Ms. Muschel, also an alumna of Ma’ayanot, just graduated from Stern with a degree in psychology and neuroscience and is completing her honors thesis. She said that because her post-high school gap year in Israel was cut short by the covid pandemic, she missed out on an immersive experience there.
“We never got that sense of closure about living in Israel and what that experience is like, so getting the chance to live here this summer was really spiritually and professionally beneficial,” she said.
“I think the mission and ideal of what the program is supposed to be is both really incredible and really niche. There aren’t necessarily a lot of opportunities to combine science and religion at the same time.”
Akiva Lipshitz, 23, a rising YU senior from Teaneck and Frisch graduate, was placed in Professor Doron Naveh’s lab in the Kofkin Faculty of Engineering. Dr. Naveh studies the physics of atomically thin semiconductors and lab work geared to enabling new kinds of microelectronics and sensing technologies.

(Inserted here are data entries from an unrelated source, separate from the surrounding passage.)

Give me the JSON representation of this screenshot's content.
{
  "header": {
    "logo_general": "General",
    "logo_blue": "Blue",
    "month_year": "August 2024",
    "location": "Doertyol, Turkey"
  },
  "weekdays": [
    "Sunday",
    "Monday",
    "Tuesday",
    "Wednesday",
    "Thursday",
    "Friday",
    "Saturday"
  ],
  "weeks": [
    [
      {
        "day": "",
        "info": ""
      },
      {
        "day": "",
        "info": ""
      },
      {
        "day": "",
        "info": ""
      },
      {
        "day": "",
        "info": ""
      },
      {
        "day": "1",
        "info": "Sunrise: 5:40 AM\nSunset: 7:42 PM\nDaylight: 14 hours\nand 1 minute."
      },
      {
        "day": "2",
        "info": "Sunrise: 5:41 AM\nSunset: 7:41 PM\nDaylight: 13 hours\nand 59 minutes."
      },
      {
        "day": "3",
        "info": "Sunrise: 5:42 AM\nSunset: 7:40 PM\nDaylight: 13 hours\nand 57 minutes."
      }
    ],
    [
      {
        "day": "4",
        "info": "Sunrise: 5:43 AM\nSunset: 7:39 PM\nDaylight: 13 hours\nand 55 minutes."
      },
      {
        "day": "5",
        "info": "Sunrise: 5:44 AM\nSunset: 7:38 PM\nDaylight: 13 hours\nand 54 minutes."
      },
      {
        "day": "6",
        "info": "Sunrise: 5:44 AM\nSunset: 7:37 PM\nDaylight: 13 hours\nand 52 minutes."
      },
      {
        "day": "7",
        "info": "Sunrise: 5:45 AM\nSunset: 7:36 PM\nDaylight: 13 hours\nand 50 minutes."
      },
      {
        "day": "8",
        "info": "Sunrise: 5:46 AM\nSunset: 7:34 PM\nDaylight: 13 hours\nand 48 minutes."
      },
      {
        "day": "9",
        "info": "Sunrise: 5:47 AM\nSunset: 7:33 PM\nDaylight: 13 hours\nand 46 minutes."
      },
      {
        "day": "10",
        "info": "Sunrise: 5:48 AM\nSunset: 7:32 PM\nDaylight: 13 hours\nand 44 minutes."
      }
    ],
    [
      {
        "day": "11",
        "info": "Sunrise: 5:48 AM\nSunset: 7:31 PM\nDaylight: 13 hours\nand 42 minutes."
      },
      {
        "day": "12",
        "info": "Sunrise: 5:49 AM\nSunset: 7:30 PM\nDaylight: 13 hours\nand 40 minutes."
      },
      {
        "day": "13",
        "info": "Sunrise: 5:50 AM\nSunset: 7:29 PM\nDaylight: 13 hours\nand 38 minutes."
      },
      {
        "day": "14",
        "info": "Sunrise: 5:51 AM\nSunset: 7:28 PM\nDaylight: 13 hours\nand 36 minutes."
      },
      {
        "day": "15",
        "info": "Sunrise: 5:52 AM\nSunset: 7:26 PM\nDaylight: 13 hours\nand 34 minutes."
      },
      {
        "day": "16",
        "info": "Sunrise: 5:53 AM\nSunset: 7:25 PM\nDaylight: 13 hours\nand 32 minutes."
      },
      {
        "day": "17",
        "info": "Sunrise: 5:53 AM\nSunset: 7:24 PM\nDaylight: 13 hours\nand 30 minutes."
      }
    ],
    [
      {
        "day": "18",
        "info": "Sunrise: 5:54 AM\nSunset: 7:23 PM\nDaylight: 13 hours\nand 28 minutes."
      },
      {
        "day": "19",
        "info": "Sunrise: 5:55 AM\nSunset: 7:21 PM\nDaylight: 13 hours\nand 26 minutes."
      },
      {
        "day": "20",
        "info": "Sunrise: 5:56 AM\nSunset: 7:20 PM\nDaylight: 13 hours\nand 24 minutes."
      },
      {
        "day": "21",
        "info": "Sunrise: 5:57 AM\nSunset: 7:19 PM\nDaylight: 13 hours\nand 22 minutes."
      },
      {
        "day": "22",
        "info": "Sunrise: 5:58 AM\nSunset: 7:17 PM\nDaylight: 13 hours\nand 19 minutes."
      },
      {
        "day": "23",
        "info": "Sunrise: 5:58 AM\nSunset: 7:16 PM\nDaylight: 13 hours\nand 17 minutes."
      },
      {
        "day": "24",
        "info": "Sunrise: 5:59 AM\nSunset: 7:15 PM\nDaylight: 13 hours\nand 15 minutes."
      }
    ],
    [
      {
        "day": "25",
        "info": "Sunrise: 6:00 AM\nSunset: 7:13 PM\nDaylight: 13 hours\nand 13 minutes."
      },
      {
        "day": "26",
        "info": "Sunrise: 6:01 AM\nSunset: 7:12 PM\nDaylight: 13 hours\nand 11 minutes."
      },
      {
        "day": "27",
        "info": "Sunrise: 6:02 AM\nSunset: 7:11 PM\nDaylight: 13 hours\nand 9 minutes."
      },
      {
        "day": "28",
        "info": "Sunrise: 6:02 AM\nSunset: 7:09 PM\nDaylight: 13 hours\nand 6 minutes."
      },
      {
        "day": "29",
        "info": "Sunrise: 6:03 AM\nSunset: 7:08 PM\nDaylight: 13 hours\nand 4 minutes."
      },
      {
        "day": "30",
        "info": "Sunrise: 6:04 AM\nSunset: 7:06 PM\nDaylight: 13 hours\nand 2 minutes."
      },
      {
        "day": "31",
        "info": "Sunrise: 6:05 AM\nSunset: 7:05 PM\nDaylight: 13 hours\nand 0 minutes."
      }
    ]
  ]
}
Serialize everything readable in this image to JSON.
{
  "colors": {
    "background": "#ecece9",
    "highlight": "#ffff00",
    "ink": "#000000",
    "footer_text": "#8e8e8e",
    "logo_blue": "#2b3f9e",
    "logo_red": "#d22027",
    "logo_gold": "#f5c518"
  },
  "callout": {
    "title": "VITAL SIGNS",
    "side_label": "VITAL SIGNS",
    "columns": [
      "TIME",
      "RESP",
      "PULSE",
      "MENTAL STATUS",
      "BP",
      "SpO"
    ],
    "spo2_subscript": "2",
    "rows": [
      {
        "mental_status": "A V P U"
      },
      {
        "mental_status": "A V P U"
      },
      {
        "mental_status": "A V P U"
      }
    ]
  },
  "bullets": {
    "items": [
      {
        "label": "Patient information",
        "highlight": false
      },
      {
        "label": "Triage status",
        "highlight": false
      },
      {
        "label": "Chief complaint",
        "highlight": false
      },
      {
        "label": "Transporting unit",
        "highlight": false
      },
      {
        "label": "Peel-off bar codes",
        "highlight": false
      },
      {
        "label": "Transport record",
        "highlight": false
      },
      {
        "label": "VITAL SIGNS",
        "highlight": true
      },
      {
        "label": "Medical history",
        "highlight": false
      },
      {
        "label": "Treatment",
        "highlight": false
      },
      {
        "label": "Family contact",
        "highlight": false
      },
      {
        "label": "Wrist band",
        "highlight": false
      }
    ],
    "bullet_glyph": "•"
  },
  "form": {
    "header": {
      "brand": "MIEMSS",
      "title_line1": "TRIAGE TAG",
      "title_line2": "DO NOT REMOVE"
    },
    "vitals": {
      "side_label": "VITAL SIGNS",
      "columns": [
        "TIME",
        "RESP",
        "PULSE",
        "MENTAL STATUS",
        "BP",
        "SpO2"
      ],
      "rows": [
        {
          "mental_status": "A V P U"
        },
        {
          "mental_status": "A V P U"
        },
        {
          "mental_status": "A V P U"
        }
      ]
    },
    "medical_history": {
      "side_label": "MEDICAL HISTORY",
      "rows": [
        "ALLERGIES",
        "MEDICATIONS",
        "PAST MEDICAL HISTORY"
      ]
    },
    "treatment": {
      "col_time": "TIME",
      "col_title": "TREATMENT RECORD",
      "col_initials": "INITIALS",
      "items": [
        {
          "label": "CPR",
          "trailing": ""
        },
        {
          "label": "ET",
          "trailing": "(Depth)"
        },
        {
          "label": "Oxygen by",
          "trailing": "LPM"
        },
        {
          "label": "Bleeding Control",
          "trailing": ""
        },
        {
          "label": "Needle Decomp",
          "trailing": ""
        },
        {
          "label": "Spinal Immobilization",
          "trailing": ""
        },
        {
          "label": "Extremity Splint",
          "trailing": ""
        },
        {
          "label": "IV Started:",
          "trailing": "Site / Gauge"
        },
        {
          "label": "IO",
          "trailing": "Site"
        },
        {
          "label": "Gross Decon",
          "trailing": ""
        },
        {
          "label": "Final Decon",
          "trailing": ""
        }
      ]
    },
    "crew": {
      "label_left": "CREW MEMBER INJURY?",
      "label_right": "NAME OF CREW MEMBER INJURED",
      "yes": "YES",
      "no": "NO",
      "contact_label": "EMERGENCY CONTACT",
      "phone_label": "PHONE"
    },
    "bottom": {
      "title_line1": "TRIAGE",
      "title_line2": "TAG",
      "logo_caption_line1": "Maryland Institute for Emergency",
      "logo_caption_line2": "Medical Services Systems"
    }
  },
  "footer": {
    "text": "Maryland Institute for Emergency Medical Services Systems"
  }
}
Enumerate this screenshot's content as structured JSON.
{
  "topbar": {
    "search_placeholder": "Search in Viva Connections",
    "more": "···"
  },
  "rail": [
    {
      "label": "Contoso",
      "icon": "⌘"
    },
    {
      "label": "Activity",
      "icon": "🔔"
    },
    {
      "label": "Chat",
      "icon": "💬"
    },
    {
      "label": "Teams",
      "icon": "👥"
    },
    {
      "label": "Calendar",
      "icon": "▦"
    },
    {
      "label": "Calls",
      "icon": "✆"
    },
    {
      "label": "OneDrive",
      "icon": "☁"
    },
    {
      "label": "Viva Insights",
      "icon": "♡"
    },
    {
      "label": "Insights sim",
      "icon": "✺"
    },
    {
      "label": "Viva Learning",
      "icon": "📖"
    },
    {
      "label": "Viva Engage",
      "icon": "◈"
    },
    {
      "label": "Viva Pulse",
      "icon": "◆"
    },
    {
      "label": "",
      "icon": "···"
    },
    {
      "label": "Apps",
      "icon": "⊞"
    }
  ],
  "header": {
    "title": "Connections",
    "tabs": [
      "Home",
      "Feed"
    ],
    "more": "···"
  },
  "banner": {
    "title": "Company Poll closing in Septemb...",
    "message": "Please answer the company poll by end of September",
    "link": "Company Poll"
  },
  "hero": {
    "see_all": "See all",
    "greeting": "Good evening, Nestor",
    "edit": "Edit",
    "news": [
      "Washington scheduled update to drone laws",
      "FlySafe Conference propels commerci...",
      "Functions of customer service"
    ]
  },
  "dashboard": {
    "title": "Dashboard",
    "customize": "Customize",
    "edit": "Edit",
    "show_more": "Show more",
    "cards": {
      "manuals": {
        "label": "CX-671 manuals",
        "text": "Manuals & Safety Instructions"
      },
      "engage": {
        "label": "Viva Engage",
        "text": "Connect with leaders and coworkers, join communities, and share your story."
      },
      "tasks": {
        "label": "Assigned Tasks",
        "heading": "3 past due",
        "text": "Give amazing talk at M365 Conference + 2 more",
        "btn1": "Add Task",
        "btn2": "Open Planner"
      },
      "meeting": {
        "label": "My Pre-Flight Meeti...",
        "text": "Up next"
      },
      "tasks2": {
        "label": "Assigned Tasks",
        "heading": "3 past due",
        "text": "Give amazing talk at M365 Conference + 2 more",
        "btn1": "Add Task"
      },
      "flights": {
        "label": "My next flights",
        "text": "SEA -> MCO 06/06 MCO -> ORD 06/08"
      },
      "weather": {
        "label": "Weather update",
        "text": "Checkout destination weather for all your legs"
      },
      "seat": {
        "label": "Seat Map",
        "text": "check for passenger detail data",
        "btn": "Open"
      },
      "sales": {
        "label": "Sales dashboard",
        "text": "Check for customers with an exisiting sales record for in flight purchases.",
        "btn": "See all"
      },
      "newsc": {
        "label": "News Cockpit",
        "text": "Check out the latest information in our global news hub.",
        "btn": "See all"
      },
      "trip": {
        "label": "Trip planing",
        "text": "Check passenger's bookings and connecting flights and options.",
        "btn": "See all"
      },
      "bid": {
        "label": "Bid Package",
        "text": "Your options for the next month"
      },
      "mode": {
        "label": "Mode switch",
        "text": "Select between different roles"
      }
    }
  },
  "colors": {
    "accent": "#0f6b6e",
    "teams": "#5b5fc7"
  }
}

Mr. Lipshitz’s project centered around screening electrical charges and finding a way to cancel charged particles using free electrons in graphene.
“It was the first time I engaged with experimental physics,” he said. “We’ve had an opportunity to work with some really exciting laser imaging technologies as part of our research and to engage with fundamental physics — quantum and electromagnetic — directly in our measurements.”
He was invited to join the Naveh Lab as a master’s student, an offer he is seriously considering. Aliyah is in his plans.
“I want to get a Ph.D. in physics and go into high-tech entrepreneurship so that I can contribute innovative technology to the Israeli economy after making aliyah,” he said.
He noted that “a lot of companies, like Intel, design their chips in Israel and that much of the research in computer chips takes place in Israel. There’s a lot of room for applications of this in the realm of entrepreneurship.”
Professor Arlene Wilson-Gordon, of Bar-Ilan’s department of chemistry, directs the summer science research internship program. She said she tries to match participants with faculty members and research assignments that would best enhance their summer experience and promote individual growth and career development.
“This is a tremendous opportunity for students from abroad to participate in research in Bar-Ilan’s state-of-the-art labs and to get to know researchers from all the diverse sectors of Israeli society,” she said.
The program is funded by the late Dr. Mordecai Katz and Dr. Monique Katz, the Irving I. Stone Foundation, and the Zoltan Erenyi Fund.